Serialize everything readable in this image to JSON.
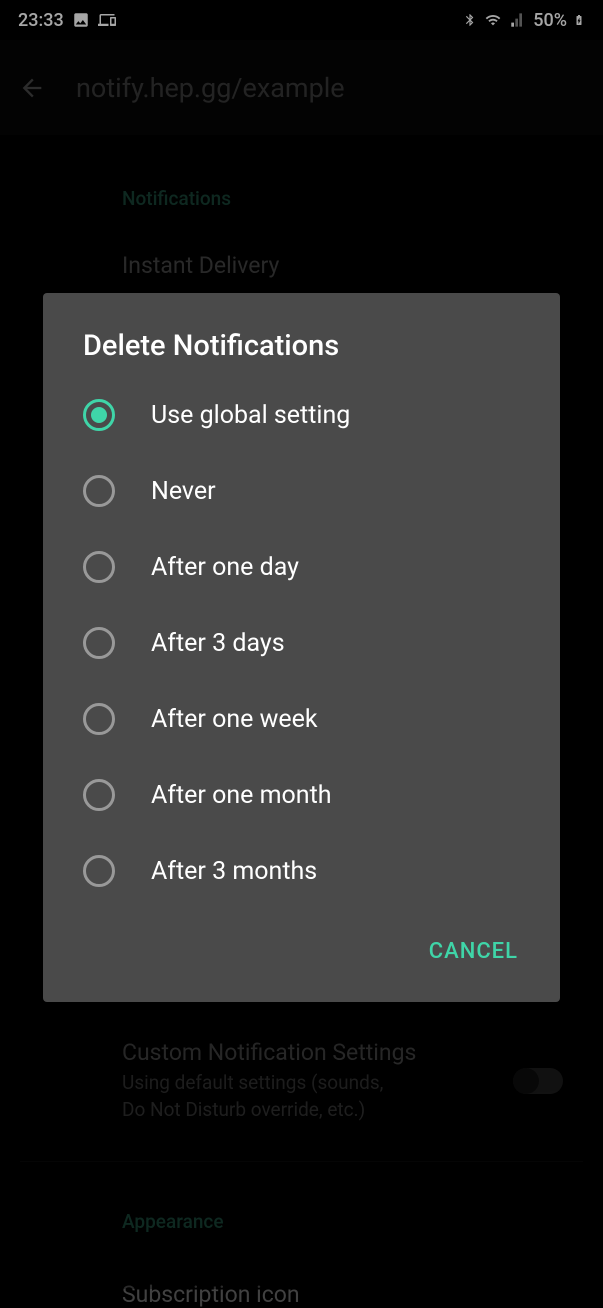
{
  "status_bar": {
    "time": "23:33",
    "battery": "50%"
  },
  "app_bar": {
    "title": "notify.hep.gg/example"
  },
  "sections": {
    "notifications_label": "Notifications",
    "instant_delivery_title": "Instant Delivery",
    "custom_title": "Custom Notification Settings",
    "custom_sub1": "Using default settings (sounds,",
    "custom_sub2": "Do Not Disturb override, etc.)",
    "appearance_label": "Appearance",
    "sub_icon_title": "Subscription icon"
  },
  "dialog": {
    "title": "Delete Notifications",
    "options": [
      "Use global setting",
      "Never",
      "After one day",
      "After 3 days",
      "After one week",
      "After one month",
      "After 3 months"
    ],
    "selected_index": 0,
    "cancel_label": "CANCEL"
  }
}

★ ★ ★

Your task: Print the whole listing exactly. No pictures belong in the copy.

Solution:
Serialize everything readable in this image to JSON.
{
  "status_bar": {
    "time": "23:33",
    "battery": "50%"
  },
  "app_bar": {
    "title": "notify.hep.gg/example"
  },
  "sections": {
    "notifications_label": "Notifications",
    "instant_delivery_title": "Instant Delivery",
    "custom_title": "Custom Notification Settings",
    "custom_sub1": "Using default settings (sounds,",
    "custom_sub2": "Do Not Disturb override, etc.)",
    "appearance_label": "Appearance",
    "sub_icon_title": "Subscription icon"
  },
  "dialog": {
    "title": "Delete Notifications",
    "options": [
      "Use global setting",
      "Never",
      "After one day",
      "After 3 days",
      "After one week",
      "After one month",
      "After 3 months"
    ],
    "selected_index": 0,
    "cancel_label": "CANCEL"
  }
}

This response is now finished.